= About this exercise =
The data is to be set down once more, exactly as it reads.

━━━ Dataset content ━━━

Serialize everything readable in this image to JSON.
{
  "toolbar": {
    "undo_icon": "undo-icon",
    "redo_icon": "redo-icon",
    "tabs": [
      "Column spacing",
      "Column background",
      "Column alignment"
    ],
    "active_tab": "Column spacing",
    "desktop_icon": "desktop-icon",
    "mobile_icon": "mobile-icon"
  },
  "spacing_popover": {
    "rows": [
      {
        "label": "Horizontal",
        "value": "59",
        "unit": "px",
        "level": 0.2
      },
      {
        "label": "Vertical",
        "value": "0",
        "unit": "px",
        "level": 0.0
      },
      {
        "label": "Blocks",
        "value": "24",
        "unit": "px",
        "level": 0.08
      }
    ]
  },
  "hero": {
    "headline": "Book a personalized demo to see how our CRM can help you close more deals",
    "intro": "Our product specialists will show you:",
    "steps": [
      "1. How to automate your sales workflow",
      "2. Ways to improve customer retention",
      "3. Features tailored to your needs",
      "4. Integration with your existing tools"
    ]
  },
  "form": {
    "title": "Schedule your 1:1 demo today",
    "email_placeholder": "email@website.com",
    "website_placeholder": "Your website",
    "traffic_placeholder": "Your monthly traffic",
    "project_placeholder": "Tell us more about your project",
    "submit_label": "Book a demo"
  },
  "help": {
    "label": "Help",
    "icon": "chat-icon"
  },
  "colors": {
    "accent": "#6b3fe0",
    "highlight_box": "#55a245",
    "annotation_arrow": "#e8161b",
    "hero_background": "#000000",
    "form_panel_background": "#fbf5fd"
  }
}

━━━

= Solved exercise =
Serialize everything readable in this image to JSON.
{
  "toolbar": {
    "undo_icon": "undo-icon",
    "redo_icon": "redo-icon",
    "tabs": [
      "Column spacing",
      "Column background",
      "Column alignment"
    ],
    "active_tab": "Column spacing",
    "desktop_icon": "desktop-icon",
    "mobile_icon": "mobile-icon"
  },
  "spacing_popover": {
    "rows": [
      {
        "label": "Horizontal",
        "value": "59",
        "unit": "px",
        "level": 0.2
      },
      {
        "label": "Vertical",
        "value": "0",
        "unit": "px",
        "level": 0.0
      },
      {
        "label": "Blocks",
        "value": "24",
        "unit": "px",
        "level": 0.08
      }
    ]
  },
  "hero": {
    "headline": "Book a personalized demo to see how our CRM can help you close more deals",
    "intro": "Our product specialists will show you:",
    "steps": [
      "1. How to automate your sales workflow",
      "2. Ways to improve customer retention",
      "3. Features tailored to your needs",
      "4. Integration with your existing tools"
    ]
  },
  "form": {
    "title": "Schedule your 1:1 demo today",
    "email_placeholder": "email@website.com",
    "website_placeholder": "Your website",
    "traffic_placeholder": "Your monthly traffic",
    "project_placeholder": "Tell us more about your project",
    "submit_label": "Book a demo"
  },
  "help": {
    "label": "Help",
    "icon": "chat-icon"
  },
  "colors": {
    "accent": "#6b3fe0",
    "highlight_box": "#55a245",
    "annotation_arrow": "#e8161b",
    "hero_background": "#000000",
    "form_panel_background": "#fbf5fd"
  }
}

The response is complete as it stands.